This surprising information was taken (incorrectly) from the case-control study comparing lung cancer patients with healthy controls. The University of Texas researchers actually found no significant difference between lung cancer patients and controls concerning their dietary glycemic index—a measurement of how rapidly the carbohydrates they eat elevate blood glucose levels. However, the vast majority of lung cancer patients in the study were smokers—the most powerful risk factor for lung cancer—and although there was no significant difference between their diets’ glycemic index and those of the controls, the subgroup of non-smokers with lung cancer—10% of the total—were found to have about a 2-fold increase of dietary glycemic index over controls. The higher dietary glycemic index was also associated with those non-smoking patients having less than 12 years of education—a measure of educational and socio-economic status. In addition, the non-smokers had an increased likelihood of having a less common form of lung cancer—squamous cell carcinoma—than the smokers.

The study was a retrospective case-control study, which is notoriously subject to errors of recall of past dietary intake. Other limitations of the study were that it only included non-Hispanic white subjects, and it did not account for differences in factors such as diabetes, hypertension, and heart disease between study patients and controls. These limitations could certainly have biased the results.

The lung cancer association was just a single finding in a large series of metabolic comparisons and since this is the first suggestion that glycemic index and lung cancer are associated, it seems inappropriate that these compromised data should be presented as authoritative and actionable. Nevertheless, the authors suggested that on the basis of these findings people should avoid higher glycemic index foods such as bagels and white bread and eat lower glycemic index foods such as pumpernickel bread and pasta instead. Because of the participants in the study, these suggestions would only apply to the non-smokers who were non-Hispanic white patients, assuming that the study can be repeated.
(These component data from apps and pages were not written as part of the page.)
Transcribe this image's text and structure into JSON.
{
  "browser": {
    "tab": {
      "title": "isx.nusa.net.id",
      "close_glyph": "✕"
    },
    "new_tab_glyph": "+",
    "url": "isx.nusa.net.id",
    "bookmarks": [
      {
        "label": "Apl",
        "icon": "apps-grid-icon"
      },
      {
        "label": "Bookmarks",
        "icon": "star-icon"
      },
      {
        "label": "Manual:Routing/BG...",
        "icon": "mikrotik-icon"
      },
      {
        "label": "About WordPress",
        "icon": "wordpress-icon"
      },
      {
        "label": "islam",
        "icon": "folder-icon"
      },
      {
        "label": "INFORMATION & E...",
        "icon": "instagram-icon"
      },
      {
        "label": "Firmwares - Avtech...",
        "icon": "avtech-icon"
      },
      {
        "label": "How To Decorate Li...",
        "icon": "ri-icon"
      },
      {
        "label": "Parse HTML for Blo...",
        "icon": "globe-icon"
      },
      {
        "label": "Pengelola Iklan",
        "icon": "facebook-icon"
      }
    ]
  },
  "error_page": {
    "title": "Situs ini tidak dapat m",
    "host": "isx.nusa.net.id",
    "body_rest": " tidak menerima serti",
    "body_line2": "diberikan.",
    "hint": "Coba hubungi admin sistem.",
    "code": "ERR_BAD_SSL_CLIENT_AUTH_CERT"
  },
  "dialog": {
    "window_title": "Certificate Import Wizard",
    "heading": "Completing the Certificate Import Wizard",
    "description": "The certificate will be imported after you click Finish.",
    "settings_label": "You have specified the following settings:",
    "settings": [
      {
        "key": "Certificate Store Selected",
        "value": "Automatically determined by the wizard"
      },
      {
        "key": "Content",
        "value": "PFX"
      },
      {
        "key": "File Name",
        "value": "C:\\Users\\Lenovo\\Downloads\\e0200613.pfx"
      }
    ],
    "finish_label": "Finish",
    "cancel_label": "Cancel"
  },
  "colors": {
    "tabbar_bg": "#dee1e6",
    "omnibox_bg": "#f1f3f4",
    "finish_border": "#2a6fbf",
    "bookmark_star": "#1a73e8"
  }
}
The extensive national publicity for these preliminary findings and the inappropriate medical prescription by Mehmet Oz of his dietary choices based on the lung cancer threat were unfortunate events for medicine and for patients. We need to remember Hippocrates’ perspective on physicians drawing conclusions: “…experience is perilous and decision difficult.” The next time you see a study such as “Blueberries may boost memory in mild cognitive impairment (4)” you will know what questions to ask and how to help your patients find the truth.




Conflicts of Interest: The author has no conflicts of interest to declare.


  1. MacMahon B, Yen S, Trichopoulos D, et al. Coffee and cancer of the pancreas. N Engl J Med 1981;304:630-3. [Crossref] [PubMed]
  2. Feinstein AR, Horwitz RI, Spitzer WO, et al. Coffee and pancreatic cancer. The problems of etiologic science and epidemiologic case-control research. JAMA 1981;246:957-61. [Crossref] [PubMed]
  3. Melkonian SC, Daniel CR, Ye Y, et al. Glycemic Index, Glycemic Load, and Lung Cancer Risk in Non-Hispanic Whites. Cancer Epidemiol Biomarkers Prev 2016;25:532-9. [Crossref] [PubMed]
  4. Krikorian R. Blueberries may boost memory in mild cognitive impairment. Presented March 13, 2016 at the 251st National Meeting of the American Chemical Society in San Diego, California. Available online:
Cite this article as: Grouse L. Post hoc ergo propter hoc. J Thorac Dis 2016;8(7):E511-E512. doi: 10.21037/jtd.2016.04.49